= WORK INSTRUCTION =
Each record is to be written out exactly as it appears.

SOURCE MATERIAL Block Start

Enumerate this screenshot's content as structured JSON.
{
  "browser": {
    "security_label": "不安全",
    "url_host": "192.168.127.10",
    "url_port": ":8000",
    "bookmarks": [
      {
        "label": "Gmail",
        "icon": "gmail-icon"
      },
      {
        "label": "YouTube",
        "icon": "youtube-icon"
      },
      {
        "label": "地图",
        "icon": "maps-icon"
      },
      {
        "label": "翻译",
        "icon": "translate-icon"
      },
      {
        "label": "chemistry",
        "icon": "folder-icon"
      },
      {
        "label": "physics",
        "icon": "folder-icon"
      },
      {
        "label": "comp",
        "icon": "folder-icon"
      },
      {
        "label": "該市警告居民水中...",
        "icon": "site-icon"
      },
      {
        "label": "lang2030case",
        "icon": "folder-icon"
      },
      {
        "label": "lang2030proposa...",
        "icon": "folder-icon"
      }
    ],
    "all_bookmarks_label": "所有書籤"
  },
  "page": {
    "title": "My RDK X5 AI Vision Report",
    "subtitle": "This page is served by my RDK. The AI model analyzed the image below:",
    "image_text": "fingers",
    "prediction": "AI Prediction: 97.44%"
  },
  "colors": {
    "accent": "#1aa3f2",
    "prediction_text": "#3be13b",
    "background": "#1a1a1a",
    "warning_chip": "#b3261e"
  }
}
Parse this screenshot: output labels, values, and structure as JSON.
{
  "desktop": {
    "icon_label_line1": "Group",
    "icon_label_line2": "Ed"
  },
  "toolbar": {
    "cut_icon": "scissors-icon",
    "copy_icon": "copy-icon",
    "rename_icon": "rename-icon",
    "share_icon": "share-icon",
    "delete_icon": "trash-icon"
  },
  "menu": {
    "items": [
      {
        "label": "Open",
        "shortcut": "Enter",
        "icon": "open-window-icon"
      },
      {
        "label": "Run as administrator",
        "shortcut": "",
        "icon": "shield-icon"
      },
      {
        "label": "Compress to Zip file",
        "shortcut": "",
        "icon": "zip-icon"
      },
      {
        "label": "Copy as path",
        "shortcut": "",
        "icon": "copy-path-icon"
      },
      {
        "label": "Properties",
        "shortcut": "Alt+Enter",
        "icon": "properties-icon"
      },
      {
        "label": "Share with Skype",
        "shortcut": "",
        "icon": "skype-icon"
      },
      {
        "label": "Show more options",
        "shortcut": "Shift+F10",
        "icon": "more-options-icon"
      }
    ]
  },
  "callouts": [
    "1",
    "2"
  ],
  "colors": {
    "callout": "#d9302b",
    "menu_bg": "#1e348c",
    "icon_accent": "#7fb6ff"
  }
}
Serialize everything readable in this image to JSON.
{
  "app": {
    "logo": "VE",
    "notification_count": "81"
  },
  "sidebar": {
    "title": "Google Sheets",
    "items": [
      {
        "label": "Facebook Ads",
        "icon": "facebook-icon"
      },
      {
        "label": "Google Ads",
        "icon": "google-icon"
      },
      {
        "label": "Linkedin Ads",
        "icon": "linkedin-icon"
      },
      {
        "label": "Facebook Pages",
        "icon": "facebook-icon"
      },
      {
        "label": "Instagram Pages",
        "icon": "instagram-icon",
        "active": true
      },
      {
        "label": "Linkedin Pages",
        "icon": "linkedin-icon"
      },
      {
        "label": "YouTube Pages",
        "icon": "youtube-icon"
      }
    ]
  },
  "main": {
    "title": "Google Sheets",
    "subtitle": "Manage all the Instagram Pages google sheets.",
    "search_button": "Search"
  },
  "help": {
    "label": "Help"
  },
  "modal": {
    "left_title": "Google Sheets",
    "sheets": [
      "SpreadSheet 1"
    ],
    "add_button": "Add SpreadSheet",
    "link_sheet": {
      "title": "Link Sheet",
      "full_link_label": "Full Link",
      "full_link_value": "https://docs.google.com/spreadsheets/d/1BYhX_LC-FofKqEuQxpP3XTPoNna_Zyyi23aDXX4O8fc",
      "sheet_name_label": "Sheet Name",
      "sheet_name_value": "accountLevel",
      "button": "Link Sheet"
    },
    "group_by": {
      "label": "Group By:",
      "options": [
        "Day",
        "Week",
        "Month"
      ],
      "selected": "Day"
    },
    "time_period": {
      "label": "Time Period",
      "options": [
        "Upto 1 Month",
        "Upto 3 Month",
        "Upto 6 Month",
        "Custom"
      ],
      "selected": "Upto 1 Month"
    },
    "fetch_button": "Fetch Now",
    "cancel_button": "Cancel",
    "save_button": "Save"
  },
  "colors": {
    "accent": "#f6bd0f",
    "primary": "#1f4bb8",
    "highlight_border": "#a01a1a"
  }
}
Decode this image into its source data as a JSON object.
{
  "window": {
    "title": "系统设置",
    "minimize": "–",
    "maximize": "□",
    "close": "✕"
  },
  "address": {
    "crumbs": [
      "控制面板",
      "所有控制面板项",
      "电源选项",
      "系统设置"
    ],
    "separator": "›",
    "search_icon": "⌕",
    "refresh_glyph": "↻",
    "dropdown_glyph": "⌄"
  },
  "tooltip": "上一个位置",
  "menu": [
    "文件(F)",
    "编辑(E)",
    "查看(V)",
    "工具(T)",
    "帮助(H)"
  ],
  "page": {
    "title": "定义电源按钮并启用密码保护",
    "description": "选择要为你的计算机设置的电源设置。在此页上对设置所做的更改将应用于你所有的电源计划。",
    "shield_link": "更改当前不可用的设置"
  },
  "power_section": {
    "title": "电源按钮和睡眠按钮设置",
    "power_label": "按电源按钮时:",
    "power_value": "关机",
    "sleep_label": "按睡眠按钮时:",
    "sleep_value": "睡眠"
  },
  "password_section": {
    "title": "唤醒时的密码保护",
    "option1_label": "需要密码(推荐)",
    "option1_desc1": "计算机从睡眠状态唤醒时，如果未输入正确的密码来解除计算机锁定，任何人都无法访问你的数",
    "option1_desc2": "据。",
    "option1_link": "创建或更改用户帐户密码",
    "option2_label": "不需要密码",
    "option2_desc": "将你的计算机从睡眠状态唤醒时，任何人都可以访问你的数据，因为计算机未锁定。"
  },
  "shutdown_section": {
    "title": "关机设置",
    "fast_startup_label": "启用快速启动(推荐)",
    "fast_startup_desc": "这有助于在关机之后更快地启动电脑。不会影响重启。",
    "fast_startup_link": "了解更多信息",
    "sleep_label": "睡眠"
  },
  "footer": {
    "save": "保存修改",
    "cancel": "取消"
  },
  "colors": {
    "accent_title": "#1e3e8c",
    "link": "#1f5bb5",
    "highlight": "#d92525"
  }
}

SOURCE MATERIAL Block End

= EXERCISE RESPONSE =
Enumerate this screenshot's content as structured JSON.
{
  "browser": {
    "security_label": "不安全",
    "url_host": "192.168.127.10",
    "url_port": ":8000",
    "bookmarks": [
      {
        "label": "Gmail",
        "icon": "gmail-icon"
      },
      {
        "label": "YouTube",
        "icon": "youtube-icon"
      },
      {
        "label": "地图",
        "icon": "maps-icon"
      },
      {
        "label": "翻译",
        "icon": "translate-icon"
      },
      {
        "label": "chemistry",
        "icon": "folder-icon"
      },
      {
        "label": "physics",
        "icon": "folder-icon"
      },
      {
        "label": "comp",
        "icon": "folder-icon"
      },
      {
        "label": "該市警告居民水中...",
        "icon": "site-icon"
      },
      {
        "label": "lang2030case",
        "icon": "folder-icon"
      },
      {
        "label": "lang2030proposa...",
        "icon": "folder-icon"
      }
    ],
    "all_bookmarks_label": "所有書籤"
  },
  "page": {
    "title": "My RDK X5 AI Vision Report",
    "subtitle": "This page is served by my RDK. The AI model analyzed the image below:",
    "image_text": "fingers",
    "prediction": "AI Prediction: 97.44%"
  },
  "colors": {
    "accent": "#1aa3f2",
    "prediction_text": "#3be13b",
    "background": "#1a1a1a",
    "warning_chip": "#b3261e"
  }
}
Parse this screenshot: output labels, values, and structure as JSON.
{
  "desktop": {
    "icon_label_line1": "Group",
    "icon_label_line2": "Ed"
  },
  "toolbar": {
    "cut_icon": "scissors-icon",
    "copy_icon": "copy-icon",
    "rename_icon": "rename-icon",
    "share_icon": "share-icon",
    "delete_icon": "trash-icon"
  },
  "menu": {
    "items": [
      {
        "label": "Open",
        "shortcut": "Enter",
        "icon": "open-window-icon"
      },
      {
        "label": "Run as administrator",
        "shortcut": "",
        "icon": "shield-icon"
      },
      {
        "label": "Compress to Zip file",
        "shortcut": "",
        "icon": "zip-icon"
      },
      {
        "label": "Copy as path",
        "shortcut": "",
        "icon": "copy-path-icon"
      },
      {
        "label": "Properties",
        "shortcut": "Alt+Enter",
        "icon": "properties-icon"
      },
      {
        "label": "Share with Skype",
        "shortcut": "",
        "icon": "skype-icon"
      },
      {
        "label": "Show more options",
        "shortcut": "Shift+F10",
        "icon": "more-options-icon"
      }
    ]
  },
  "callouts": [
    "1",
    "2"
  ],
  "colors": {
    "callout": "#d9302b",
    "menu_bg": "#1e348c",
    "icon_accent": "#7fb6ff"
  }
}
Serialize everything readable in this image to JSON.
{
  "app": {
    "logo": "VE",
    "notification_count": "81"
  },
  "sidebar": {
    "title": "Google Sheets",
    "items": [
      {
        "label": "Facebook Ads",
        "icon": "facebook-icon"
      },
      {
        "label": "Google Ads",
        "icon": "google-icon"
      },
      {
        "label": "Linkedin Ads",
        "icon": "linkedin-icon"
      },
      {
        "label": "Facebook Pages",
        "icon": "facebook-icon"
      },
      {
        "label": "Instagram Pages",
        "icon": "instagram-icon",
        "active": true
      },
      {
        "label": "Linkedin Pages",
        "icon": "linkedin-icon"
      },
      {
        "label": "YouTube Pages",
        "icon": "youtube-icon"
      }
    ]
  },
  "main": {
    "title": "Google Sheets",
    "subtitle": "Manage all the Instagram Pages google sheets.",
    "search_button": "Search"
  },
  "help": {
    "label": "Help"
  },
  "modal": {
    "left_title": "Google Sheets",
    "sheets": [
      "SpreadSheet 1"
    ],
    "add_button": "Add SpreadSheet",
    "link_sheet": {
      "title": "Link Sheet",
      "full_link_label": "Full Link",
      "full_link_value": "https://docs.google.com/spreadsheets/d/1BYhX_LC-FofKqEuQxpP3XTPoNna_Zyyi23aDXX4O8fc",
      "sheet_name_label": "Sheet Name",
      "sheet_name_value": "accountLevel",
      "button": "Link Sheet"
    },
    "group_by": {
      "label": "Group By:",
      "options": [
        "Day",
        "Week",
        "Month"
      ],
      "selected": "Day"
    },
    "time_period": {
      "label": "Time Period",
      "options": [
        "Upto 1 Month",
        "Upto 3 Month",
        "Upto 6 Month",
        "Custom"
      ],
      "selected": "Upto 1 Month"
    },
    "fetch_button": "Fetch Now",
    "cancel_button": "Cancel",
    "save_button": "Save"
  },
  "colors": {
    "accent": "#f6bd0f",
    "primary": "#1f4bb8",
    "highlight_border": "#a01a1a"
  }
}
Decode this image into its source data as a JSON object.
{
  "window": {
    "title": "系统设置",
    "minimize": "–",
    "maximize": "□",
    "close": "✕"
  },
  "address": {
    "crumbs": [
      "控制面板",
      "所有控制面板项",
      "电源选项",
      "系统设置"
    ],
    "separator": "›",
    "search_icon": "⌕",
    "refresh_glyph": "↻",
    "dropdown_glyph": "⌄"
  },
  "tooltip": "上一个位置",
  "menu": [
    "文件(F)",
    "编辑(E)",
    "查看(V)",
    "工具(T)",
    "帮助(H)"
  ],
  "page": {
    "title": "定义电源按钮并启用密码保护",
    "description": "选择要为你的计算机设置的电源设置。在此页上对设置所做的更改将应用于你所有的电源计划。",
    "shield_link": "更改当前不可用的设置"
  },
  "power_section": {
    "title": "电源按钮和睡眠按钮设置",
    "power_label": "按电源按钮时:",
    "power_value": "关机",
    "sleep_label": "按睡眠按钮时:",
    "sleep_value": "睡眠"
  },
  "password_section": {
    "title": "唤醒时的密码保护",
    "option1_label": "需要密码(推荐)",
    "option1_desc1": "计算机从睡眠状态唤醒时，如果未输入正确的密码来解除计算机锁定，任何人都无法访问你的数",
    "option1_desc2": "据。",
    "option1_link": "创建或更改用户帐户密码",
    "option2_label": "不需要密码",
    "option2_desc": "将你的计算机从睡眠状态唤醒时，任何人都可以访问你的数据，因为计算机未锁定。"
  },
  "shutdown_section": {
    "title": "关机设置",
    "fast_startup_label": "启用快速启动(推荐)",
    "fast_startup_desc": "这有助于在关机之后更快地启动电脑。不会影响重启。",
    "fast_startup_link": "了解更多信息",
    "sleep_label": "睡眠"
  },
  "footer": {
    "save": "保存修改",
    "cancel": "取消"
  },
  "colors": {
    "accent_title": "#1e3e8c",
    "link": "#1f5bb5",
    "highlight": "#d92525"
  }
}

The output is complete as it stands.